**Work required**
Copy each line below in which the string "title" appears.

**Records shown**
====================
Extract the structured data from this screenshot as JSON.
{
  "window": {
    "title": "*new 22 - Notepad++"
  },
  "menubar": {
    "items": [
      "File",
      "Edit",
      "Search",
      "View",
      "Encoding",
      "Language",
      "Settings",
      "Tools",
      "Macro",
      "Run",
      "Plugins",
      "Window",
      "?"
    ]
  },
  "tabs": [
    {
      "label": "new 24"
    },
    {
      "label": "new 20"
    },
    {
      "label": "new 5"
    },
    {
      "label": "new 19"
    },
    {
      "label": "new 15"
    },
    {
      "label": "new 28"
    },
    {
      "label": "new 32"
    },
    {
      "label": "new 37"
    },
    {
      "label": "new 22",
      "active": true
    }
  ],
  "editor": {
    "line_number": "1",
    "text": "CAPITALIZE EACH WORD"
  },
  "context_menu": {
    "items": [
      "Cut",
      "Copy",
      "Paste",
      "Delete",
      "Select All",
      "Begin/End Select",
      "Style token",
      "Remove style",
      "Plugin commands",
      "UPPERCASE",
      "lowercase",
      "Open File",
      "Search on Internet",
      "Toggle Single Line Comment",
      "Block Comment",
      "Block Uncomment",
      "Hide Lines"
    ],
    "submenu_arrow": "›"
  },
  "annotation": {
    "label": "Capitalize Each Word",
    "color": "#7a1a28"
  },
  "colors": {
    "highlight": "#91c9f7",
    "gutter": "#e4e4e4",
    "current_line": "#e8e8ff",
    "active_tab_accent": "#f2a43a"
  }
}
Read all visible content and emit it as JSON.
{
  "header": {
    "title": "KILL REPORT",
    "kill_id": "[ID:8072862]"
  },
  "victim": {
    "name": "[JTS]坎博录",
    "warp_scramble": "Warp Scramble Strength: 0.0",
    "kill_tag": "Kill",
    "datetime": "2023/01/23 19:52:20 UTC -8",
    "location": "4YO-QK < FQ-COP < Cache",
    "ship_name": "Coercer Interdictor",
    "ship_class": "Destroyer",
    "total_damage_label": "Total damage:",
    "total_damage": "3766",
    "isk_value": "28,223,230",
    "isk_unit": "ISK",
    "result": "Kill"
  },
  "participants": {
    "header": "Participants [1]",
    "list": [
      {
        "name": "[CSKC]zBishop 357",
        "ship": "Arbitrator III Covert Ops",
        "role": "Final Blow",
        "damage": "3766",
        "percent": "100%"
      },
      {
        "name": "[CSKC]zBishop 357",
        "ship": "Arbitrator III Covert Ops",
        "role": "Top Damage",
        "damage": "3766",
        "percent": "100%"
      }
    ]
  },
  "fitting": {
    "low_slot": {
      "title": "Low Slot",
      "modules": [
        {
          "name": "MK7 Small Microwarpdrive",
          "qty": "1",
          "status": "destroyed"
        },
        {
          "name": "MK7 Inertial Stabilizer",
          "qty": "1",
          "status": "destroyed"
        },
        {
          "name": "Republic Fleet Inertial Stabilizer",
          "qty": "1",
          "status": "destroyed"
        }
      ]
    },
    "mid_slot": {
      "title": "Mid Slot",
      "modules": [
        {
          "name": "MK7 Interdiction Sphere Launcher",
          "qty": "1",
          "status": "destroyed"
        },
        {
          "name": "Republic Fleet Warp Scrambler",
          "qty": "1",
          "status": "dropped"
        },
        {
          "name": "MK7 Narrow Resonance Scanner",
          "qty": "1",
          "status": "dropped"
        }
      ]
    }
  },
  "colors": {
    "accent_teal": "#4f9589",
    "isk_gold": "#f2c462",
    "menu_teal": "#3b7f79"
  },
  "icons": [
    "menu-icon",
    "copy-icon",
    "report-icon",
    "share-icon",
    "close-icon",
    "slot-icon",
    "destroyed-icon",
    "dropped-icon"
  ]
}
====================
**Exercise result**
    "title": "*new 22 - Notepad++"
    "title": "KILL REPORT",
      "title": "Low Slot",
      "title": "Mid Slot",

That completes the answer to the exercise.